#### [PROBLEM DETAILS]
Please give the records below back in full, exactly as shown.

#### [RECORDS FOR PROCESSING]
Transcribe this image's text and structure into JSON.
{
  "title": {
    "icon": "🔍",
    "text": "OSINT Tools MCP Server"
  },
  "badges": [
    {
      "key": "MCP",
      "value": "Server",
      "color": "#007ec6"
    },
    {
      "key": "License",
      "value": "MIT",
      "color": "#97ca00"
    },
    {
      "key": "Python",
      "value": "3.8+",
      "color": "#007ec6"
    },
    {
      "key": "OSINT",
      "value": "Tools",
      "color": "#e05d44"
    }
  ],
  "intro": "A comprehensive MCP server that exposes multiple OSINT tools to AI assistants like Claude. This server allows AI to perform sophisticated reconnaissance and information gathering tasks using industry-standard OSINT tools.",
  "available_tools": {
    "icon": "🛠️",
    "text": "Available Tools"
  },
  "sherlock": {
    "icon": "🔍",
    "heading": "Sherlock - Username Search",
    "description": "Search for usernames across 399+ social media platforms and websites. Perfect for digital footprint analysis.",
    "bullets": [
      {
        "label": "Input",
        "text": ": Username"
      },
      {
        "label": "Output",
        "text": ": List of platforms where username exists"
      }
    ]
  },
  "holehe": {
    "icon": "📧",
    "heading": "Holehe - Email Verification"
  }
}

#### [RESULT OF THIS TASK]
Transcribe this image's text and structure into JSON.
{
  "title": {
    "icon": "🔍",
    "text": "OSINT Tools MCP Server"
  },
  "badges": [
    {
      "key": "MCP",
      "value": "Server",
      "color": "#007ec6"
    },
    {
      "key": "License",
      "value": "MIT",
      "color": "#97ca00"
    },
    {
      "key": "Python",
      "value": "3.8+",
      "color": "#007ec6"
    },
    {
      "key": "OSINT",
      "value": "Tools",
      "color": "#e05d44"
    }
  ],
  "intro": "A comprehensive MCP server that exposes multiple OSINT tools to AI assistants like Claude. This server allows AI to perform sophisticated reconnaissance and information gathering tasks using industry-standard OSINT tools.",
  "available_tools": {
    "icon": "🛠️",
    "text": "Available Tools"
  },
  "sherlock": {
    "icon": "🔍",
    "heading": "Sherlock - Username Search",
    "description": "Search for usernames across 399+ social media platforms and websites. Perfect for digital footprint analysis.",
    "bullets": [
      {
        "label": "Input",
        "text": ": Username"
      },
      {
        "label": "Output",
        "text": ": List of platforms where username exists"
      }
    ]
  },
  "holehe": {
    "icon": "📧",
    "heading": "Holehe - Email Verification"
  }
}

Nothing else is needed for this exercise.